Unsurprisingly, RGG Studio is working on a new, currently unnamed Yakuza title (for the sake of this article, let’s call it Yakuza 7) to take advantage of this convergence. We know little about the title other than its protagonist is a wild-looking ruffian called Ichiban Kasuga who first appeared in the card game spin-off Ryū ga Gotoku Online.
Sato wants to reassure fans that Kasuga will be just as “cool” as his predecessor. At Gamescom, the producer’s interpreter said: “There might be some fans who are worried the new character might not be cool, might not be attractive, or might not be that interesting. [Sato] wants to reassure [fans] that they’re on a good track to create a new, very interesting and very lovable character. He wants the fans to trust them that he will create something cool for them.”
According to Sato, the character swap is something that the studio has been considering since the original game. “When we started out with Yakuza one, we were talking about, ‘Yeah, it would be cool if we could use Kiryu through Yakuza 2 and 3, but then we’ll probably have to change it,'” Sato said. “And then Kiryu became a more and more…let’s say attractive and interesting character, so while in four we added [some] other main characters and, [with] five, even more main characters, at the end of the day the story of Kiryu lasted longer than just three Yakuza titles. It lasted six Yakuza titles.”

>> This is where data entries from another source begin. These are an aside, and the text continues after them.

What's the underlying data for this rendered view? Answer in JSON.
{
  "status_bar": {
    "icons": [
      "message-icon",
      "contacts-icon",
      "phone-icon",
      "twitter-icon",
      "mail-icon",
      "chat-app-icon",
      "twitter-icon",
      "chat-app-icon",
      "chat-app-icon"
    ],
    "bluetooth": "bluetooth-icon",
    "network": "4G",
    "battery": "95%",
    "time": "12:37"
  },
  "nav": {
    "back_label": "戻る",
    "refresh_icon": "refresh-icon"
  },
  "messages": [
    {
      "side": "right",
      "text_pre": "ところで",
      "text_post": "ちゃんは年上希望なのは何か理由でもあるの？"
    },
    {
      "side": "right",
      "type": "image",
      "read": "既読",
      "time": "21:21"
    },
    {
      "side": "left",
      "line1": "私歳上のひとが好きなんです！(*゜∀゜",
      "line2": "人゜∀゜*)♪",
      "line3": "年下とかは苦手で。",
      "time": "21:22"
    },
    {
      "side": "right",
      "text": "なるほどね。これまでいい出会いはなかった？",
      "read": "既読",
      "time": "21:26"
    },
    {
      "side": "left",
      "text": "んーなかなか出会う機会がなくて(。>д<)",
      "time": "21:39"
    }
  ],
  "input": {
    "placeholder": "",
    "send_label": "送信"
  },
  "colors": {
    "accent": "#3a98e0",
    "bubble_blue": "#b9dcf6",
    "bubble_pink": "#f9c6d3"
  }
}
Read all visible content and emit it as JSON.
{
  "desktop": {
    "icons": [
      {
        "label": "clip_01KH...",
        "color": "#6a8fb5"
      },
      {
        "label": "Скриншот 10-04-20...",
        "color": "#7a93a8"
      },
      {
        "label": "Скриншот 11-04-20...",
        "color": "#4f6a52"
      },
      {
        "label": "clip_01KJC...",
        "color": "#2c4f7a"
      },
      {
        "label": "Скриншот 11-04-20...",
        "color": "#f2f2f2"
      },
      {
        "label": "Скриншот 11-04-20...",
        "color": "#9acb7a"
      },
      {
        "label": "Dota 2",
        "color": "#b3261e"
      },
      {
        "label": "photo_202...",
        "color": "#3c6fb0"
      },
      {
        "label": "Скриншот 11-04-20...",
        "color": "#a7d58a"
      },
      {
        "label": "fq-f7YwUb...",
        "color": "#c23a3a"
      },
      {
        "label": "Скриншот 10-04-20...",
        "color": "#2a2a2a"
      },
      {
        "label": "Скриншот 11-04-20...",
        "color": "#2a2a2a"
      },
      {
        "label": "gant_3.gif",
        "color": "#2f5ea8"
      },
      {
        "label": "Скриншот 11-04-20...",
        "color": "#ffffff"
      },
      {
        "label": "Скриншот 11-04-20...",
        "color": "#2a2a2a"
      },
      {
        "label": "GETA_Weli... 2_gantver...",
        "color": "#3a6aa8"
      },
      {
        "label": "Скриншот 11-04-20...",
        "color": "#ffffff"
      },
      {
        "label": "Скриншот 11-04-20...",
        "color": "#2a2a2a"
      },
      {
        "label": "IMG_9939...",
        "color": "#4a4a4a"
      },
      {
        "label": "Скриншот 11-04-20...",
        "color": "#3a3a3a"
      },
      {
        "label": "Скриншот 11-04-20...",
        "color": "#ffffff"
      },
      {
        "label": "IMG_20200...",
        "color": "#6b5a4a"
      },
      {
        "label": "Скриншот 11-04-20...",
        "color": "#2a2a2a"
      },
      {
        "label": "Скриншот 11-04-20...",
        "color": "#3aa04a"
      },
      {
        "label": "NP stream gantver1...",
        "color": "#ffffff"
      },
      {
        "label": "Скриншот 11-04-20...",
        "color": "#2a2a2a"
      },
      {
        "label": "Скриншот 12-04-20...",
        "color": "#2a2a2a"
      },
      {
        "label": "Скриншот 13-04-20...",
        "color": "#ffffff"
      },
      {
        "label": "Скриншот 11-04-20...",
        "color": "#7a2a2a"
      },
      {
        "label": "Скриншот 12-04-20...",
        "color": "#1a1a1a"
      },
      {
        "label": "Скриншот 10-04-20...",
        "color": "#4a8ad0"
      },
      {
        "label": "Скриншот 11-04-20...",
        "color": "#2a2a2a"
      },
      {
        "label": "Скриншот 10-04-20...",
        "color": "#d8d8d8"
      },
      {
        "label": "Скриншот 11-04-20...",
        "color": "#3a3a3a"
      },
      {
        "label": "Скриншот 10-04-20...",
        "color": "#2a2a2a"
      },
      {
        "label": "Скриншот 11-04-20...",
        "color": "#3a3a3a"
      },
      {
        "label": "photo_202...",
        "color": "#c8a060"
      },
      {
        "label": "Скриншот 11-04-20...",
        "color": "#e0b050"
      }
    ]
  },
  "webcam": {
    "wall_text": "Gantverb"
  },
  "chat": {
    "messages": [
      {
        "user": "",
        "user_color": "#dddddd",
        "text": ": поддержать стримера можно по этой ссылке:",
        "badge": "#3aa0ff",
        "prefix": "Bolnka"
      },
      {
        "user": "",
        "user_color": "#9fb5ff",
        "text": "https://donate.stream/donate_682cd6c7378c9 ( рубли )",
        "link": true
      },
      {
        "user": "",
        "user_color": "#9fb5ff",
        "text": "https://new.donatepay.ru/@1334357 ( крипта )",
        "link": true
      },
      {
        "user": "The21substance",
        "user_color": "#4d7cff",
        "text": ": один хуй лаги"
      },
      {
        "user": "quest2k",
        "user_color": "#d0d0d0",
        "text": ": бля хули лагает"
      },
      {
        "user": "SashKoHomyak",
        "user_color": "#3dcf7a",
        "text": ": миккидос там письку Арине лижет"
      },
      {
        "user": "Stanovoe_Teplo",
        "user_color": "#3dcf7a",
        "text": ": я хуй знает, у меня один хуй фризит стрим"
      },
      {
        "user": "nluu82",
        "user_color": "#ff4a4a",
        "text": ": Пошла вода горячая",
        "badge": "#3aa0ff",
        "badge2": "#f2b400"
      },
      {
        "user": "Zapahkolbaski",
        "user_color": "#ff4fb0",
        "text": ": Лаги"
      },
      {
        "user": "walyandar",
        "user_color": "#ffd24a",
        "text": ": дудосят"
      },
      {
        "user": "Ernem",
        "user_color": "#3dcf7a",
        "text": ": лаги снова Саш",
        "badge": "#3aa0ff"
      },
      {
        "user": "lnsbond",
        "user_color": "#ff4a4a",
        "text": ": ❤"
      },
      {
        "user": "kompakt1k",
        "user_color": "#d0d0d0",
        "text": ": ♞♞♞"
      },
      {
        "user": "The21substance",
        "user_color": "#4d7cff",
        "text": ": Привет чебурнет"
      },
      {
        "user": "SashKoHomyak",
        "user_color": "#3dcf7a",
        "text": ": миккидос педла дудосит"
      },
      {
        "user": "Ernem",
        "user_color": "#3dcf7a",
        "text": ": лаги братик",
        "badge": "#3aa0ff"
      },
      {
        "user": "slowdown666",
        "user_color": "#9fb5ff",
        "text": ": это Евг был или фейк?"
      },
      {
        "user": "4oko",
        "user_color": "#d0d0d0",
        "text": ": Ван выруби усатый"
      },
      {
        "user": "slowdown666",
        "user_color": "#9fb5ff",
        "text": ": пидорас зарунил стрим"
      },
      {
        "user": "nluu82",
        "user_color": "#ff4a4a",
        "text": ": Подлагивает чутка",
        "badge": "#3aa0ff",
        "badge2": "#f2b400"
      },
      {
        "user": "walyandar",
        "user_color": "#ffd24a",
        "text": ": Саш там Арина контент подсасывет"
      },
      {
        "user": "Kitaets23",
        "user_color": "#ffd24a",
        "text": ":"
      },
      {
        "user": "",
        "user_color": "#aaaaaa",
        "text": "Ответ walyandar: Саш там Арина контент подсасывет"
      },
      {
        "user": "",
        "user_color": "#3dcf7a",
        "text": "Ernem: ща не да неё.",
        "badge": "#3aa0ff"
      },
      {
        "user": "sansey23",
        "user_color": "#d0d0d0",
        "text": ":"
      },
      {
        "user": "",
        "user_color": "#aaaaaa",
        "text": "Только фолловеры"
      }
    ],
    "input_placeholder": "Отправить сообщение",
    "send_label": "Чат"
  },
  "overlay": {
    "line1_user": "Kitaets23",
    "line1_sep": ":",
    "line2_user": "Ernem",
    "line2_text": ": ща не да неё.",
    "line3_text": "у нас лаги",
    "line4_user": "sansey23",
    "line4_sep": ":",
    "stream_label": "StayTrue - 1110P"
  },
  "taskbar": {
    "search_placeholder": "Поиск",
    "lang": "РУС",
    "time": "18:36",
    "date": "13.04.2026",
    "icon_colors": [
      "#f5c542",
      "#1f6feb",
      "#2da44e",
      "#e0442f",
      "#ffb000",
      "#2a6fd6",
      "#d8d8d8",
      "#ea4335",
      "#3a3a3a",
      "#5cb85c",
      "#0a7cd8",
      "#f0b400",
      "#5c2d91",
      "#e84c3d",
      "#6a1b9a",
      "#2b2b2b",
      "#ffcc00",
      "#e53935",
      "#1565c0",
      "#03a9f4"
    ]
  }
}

Further Yakuza 7 details will be shared at a press conference in Tokyo next week. It’s a pivotal moment for the developer. The new character should make Yakuza 7 another jumping-on point for newcomers. Sato describes Kasuga, and the larger game, as a blank piece of paper. “There’s a lot of pressure, of course,” he said. “And there’s a lot of hard work you have to do when you’re starting anew, but it’s also an opportunity to think about new backstories, new possibilities, new mechanics when you’re creating something from scratch that no Yakuza fan knows anything about.”
By the time it comes out, every fan — including those who started with Yakuza 0 — should have had enough time to play through the upcoming remasters and Kiryu’s heartfelt send-off in Yakuza 6: The Song of Life.
It’s taken a while, but RGG Studio has finally built the large, global fanbase that the Yakuza franchise has arguably always deserved. Yakuza 0 and the various Yakuza remasters were a messy but necessary step to grow player interest abroad. And now, with Yakuza 7, the developer is perfectly poised to take advantage of that hard work. The game should have an immediate audience that outstrips anything RGG Studio has released before. It’s the kind of long-term pay-off that a Kamurocho crime lord would be proud of.